When I first read these verses I didn’t understand why God would be displeased with King David taking a census. I thought, what is wrong with knowing how many citizens you have to rule. Countries, including our country, take a census every so many years to determine population growth, changes in demographics, etc. Where is the sin it this?
Then, as I read it again, I realized David was getting the number of soldiers he had under his command. Okay, again what’s wrong with that? Eisenhower needed to know troop strength for both the Allies and the Axis. What commander wouldn’t want to know this? That is vital information for strategic and logistical planning.

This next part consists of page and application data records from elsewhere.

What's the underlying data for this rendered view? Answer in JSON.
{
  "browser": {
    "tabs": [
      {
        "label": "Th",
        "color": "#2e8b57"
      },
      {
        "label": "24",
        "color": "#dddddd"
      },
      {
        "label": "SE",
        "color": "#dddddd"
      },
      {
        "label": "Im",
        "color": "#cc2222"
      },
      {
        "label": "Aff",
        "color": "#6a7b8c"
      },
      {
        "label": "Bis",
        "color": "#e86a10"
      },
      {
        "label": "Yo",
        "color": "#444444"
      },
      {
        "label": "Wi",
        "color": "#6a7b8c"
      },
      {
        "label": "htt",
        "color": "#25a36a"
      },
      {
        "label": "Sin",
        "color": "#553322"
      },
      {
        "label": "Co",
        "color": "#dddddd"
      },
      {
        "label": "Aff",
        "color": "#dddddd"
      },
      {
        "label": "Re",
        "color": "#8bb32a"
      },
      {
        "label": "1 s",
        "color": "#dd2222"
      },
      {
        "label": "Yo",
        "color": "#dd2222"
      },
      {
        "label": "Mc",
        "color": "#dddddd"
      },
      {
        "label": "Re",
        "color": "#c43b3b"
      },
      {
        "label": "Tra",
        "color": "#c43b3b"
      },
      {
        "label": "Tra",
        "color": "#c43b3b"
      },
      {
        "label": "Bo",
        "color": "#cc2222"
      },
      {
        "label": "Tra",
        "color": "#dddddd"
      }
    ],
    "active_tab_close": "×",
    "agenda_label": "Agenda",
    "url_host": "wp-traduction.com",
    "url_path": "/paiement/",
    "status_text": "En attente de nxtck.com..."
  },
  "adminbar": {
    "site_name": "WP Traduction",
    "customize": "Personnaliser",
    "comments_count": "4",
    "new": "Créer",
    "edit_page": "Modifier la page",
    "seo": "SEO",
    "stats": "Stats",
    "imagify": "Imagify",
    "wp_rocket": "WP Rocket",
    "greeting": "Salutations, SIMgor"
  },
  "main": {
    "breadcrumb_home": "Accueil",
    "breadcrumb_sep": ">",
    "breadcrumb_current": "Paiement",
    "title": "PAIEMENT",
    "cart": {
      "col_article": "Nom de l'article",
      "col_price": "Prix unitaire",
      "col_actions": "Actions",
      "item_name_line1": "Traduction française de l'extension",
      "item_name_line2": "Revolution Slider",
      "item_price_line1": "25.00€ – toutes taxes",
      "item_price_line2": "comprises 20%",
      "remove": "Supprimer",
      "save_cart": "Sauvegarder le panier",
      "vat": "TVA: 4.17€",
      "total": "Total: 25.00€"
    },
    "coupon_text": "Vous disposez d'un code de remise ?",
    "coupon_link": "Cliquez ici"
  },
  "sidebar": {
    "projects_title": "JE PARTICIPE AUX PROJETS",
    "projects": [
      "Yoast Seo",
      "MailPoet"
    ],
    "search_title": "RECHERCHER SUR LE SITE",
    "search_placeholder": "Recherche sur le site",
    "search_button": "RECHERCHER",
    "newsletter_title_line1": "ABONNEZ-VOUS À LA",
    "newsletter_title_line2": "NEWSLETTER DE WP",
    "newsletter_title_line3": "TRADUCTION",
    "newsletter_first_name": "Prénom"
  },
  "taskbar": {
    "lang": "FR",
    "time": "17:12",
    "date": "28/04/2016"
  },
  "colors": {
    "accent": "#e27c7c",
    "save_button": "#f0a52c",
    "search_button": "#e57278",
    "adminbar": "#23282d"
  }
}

I also wondered why David’s top commander bulked at this request. What did he know that David didn’t know? How did Joab know David was committing a sin? Continue reading
What do you think? If a man has a hundred sheep, and one of them has gone astray, does he not leave the ninety-nine on the mountains and go in search of the one that went astray? And if he finds it, truly, I say to you, he rejoices over it more than over the ninety-nine that never went astray. So it is not the will of my Father who is in heaven that one of these little ones should perish.

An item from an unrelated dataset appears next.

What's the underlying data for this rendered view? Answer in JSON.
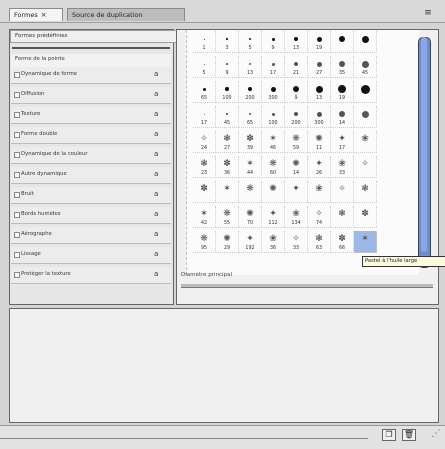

Chapter 18 begins with the Disciples asking Jesus a rather odd question, or at least it seems odd to me. They ask, “Who is the greatest in the Kingdom of Heaven?” I’m not sure what they are asking. Are they wondering if Moses, Elijah, or Isaiah holds the most power? I don’t know, but it demonstrates that the Disciples, like all of us, couldn’t truly forsake worldly thoughts and ideas. It shows a thinking of class warfare. The poor versus, the middle, versus the upper class, versus the royalty. And it reveals a concern about what other individuals think. Continue reading
Joel 1: 2-3
Hear this, you elders;
give ear, all inhabitants of the land!
Has such a thing happened in your days,
or in the days of your fathers?
Tell your children of it,
and let your children tell their children,
and their children to another generation.
The English Standard Version Bible titles Chapter 1 of the Book of Joel as, “An Invasion of Locust”. Joel is referring to the outside invaders of Jerusalem, who will plunder and carry off the nation of Israel to Babylon. Joel poetically describes the destruction of a once great and powerful nation and its reduction to rubble. He begins his lament with a warning to the elders of Israel, advising them to be sure they record this disaster and share it with future generations. It’s basically the old adage, those who do not learn from history are doomed to repeat it. Continue reading
But what comes out of the mouth proceeds from the heart, and this defiles a person. For out of the heart come evil thoughts, murder, adultery, sexual immorality, theft, false witness, slander.
In Matthew, Chapter 15, the Pharisees and Scribes had come to Jesus to ask him why his disciples break the traditions of the elders by not washing their hands before they eat. Christs asks the Pharisees and Scribes why do you break the commandments of God for the sake of your traditions. Jesus sites the prophesy of Isaiah 29:13: